When I’m looking for a winter thriller, I want something spooky, supernatural and chilling to read under a blanket. That’s why Ally Wilkes’s All the White Spaces is the perfect choice for me. It takes place post-World War I alongside Jonathan, a young man dreaming of adventure who stows away on board a ship bound for Antarctic exploration. But there’s a malevolent presence haunting the ship, picking off their fellow sailors one by one. My follow-up novel to Breathless – Midnight, coming summer 2023 – is set on Antarctica, so I had a personal interest. Ally brings the horrors of the ice – and genuine risk from the environment – to life in a brilliantly creepy way, while also exploring gender and identity in an insidious horror novel that really got under my skin. Perfect for fans of The Terror and North Water.
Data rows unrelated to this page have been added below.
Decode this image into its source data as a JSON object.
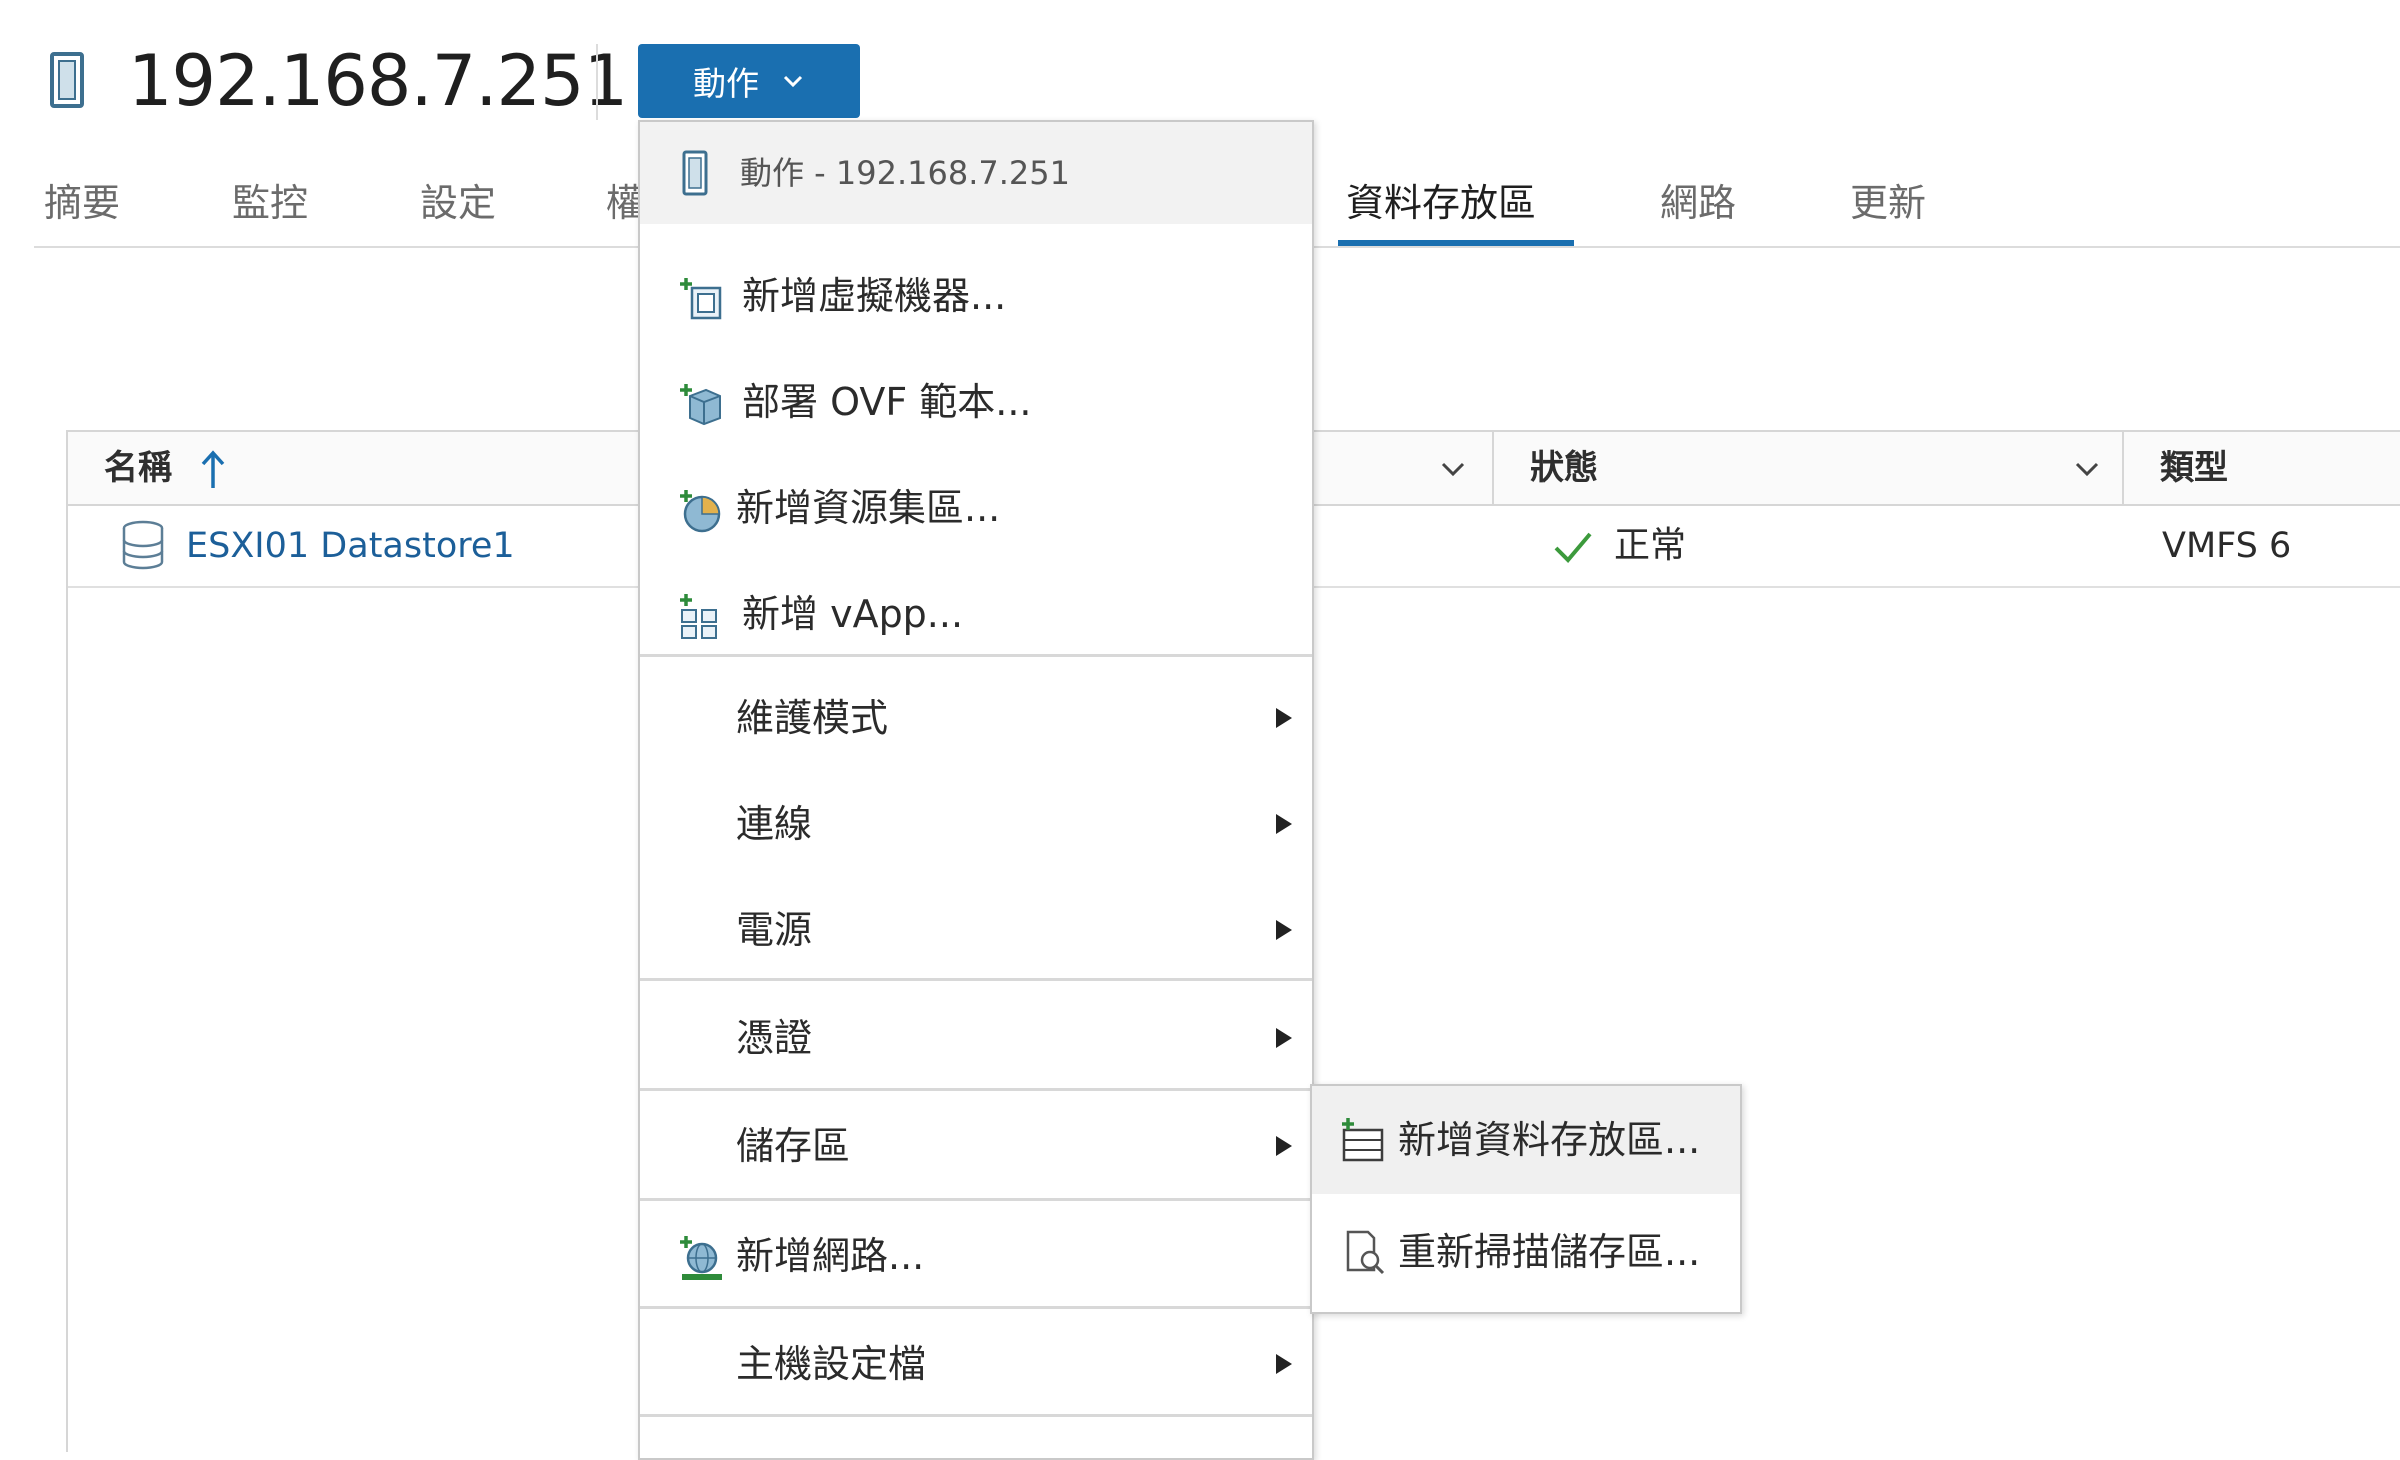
{
  "header": {
    "host_name": "192.168.7.251",
    "actions_button_label": "動作"
  },
  "tabs": [
    {
      "label": "摘要"
    },
    {
      "label": "監控"
    },
    {
      "label": "設定"
    },
    {
      "label": "權"
    },
    {
      "label": "資料存放區",
      "active": true
    },
    {
      "label": "網路"
    },
    {
      "label": "更新"
    }
  ],
  "table": {
    "columns": [
      {
        "label": "名稱"
      },
      {
        "label": "狀態"
      },
      {
        "label": "類型"
      }
    ],
    "rows": [
      {
        "name": "ESXI01 Datastore1",
        "status": "正常",
        "type": "VMFS 6"
      }
    ]
  },
  "actions_menu": {
    "header_label": "動作 - 192.168.7.251",
    "items": [
      {
        "label": "新增虛擬機器..."
      },
      {
        "label": "部署 OVF 範本..."
      },
      {
        "label": "新增資源集區..."
      },
      {
        "label": "新增 vApp..."
      },
      {
        "label": "維護模式"
      },
      {
        "label": "連線"
      },
      {
        "label": "電源"
      },
      {
        "label": "憑證"
      },
      {
        "label": "儲存區"
      },
      {
        "label": "新增網路..."
      },
      {
        "label": "主機設定檔"
      }
    ]
  },
  "storage_submenu": {
    "items": [
      {
        "label": "新增資料存放區..."
      },
      {
        "label": "重新掃描儲存區..."
      }
    ]
  },
  "colors": {
    "accent": "#1a6fb0",
    "link": "#1c5f99",
    "ok": "#3c9a3c"
  }
}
Nuala Ellwood, author of The Perfect Life:
The Nesting by C J Cooke is a wonderful piece of gothic suspense. Set in a remote house in the depths of a wintry Norwegian forest where a woman, Lexi, finds herself looking after the young daughters of Tom: an architect and widower with a mysterious past. It is a chilling tale that combines Norse folktales with a gripping thriller plot. Perfect to curl up with on a cold winter’s night.
Howard Linskey, author of The Inheritance:
If you are searching for a crime book that is both an atmospheric winter read and an, almost literally, chilling experience, then look no further than Isabel Ashdown’s Lake Child. When 17-year-old Eva Olsen awakes following an accident, she finds herself bedbound in the attic room of the family home, deep in the snow-covered forests of Norway. Who better to take care of her there than her devoted parents? Because they love her, right? But Eva has lost her memory in the accident and doesn’t know what happened or who to trust anymore. Eva soon realises that not everyone wants her to discover the truth. Lake Child is a compelling and evocative winter tale. You can almost see the snow on the pine trees while reading this one.
Malin Stehn, author of Happy New Year:
Set in the north of Sweden, The Last Snow by Stina Jackson is a perfect winter read! I just love the creeping unease and how she uses the barren landscape to amplify the frosty relations between the characters. Despite the lack of snow I would also like to recommend the DCI Jonah Sheens Series by Gytha Lodge – the books are well-written, twisty and the DCI and his staff are a very agreeable company. Last but not the least: don’t miss the fantastic psychological thriller A Nearly Normal Family by Mattias Edvardsson, a brilliant book which is being released as Netflix limited series in 2023.
Liz Nugent, author of Our Little Cruelties:
For a northern hemisphere winter read, I’d suggest you go to the hottest part of Australia at the hottest time of the year and read Jane Harper’s The Lost Man. At the heart of this story lies a mystery: why did one of three brothers leave his fully stocked, fully functional car in the murderous heat to die in the middle of nowhere? But it turns out it wasn’t the heat that killed him. The landscape is so searingly described that I’d advise you to apply factor 50 while you sit by the fire with a rug over your knees. The writing is incredibly engaging and the central character, while deeply flawed, will win your heart by the end.
What would make your pick of the best winter reads? Let us know in the comments below!